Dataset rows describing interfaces
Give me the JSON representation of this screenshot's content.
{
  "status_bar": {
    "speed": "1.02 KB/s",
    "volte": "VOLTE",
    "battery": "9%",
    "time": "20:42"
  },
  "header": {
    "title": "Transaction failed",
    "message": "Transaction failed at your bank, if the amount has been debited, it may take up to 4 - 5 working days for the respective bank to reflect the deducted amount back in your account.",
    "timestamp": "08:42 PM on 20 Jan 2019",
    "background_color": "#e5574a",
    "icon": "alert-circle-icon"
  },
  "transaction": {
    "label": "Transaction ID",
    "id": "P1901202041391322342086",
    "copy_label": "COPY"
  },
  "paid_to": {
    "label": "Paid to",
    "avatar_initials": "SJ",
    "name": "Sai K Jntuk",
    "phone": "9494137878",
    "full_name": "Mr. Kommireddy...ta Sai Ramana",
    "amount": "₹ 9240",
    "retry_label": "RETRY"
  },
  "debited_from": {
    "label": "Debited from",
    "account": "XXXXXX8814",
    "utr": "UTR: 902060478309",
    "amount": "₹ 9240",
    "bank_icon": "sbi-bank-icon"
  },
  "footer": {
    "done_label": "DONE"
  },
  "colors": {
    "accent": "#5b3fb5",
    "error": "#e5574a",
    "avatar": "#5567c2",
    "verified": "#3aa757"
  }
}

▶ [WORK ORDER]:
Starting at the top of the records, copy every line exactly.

▶ [RESPONSE TO THIS EXERCISE]:
Give me the JSON representation of this screenshot's content.
{
  "status_bar": {
    "speed": "1.02 KB/s",
    "volte": "VOLTE",
    "battery": "9%",
    "time": "20:42"
  },
  "header": {
    "title": "Transaction failed",
    "message": "Transaction failed at your bank, if the amount has been debited, it may take up to 4 - 5 working days for the respective bank to reflect the deducted amount back in your account.",
    "timestamp": "08:42 PM on 20 Jan 2019",
    "background_color": "#e5574a",
    "icon": "alert-circle-icon"
  },
  "transaction": {
    "label": "Transaction ID",
    "id": "P1901202041391322342086",
    "copy_label": "COPY"
  },
  "paid_to": {
    "label": "Paid to",
    "avatar_initials": "SJ",
    "name": "Sai K Jntuk",
    "phone": "9494137878",
    "full_name": "Mr. Kommireddy...ta Sai Ramana",
    "amount": "₹ 9240",
    "retry_label": "RETRY"
  },
  "debited_from": {
    "label": "Debited from",
    "account": "XXXXXX8814",
    "utr": "UTR: 902060478309",
    "amount": "₹ 9240",
    "bank_icon": "sbi-bank-icon"
  },
  "footer": {
    "done_label": "DONE"
  },
  "colors": {
    "accent": "#5b3fb5",
    "error": "#e5574a",
    "avatar": "#5567c2",
    "verified": "#3aa757"
  }
}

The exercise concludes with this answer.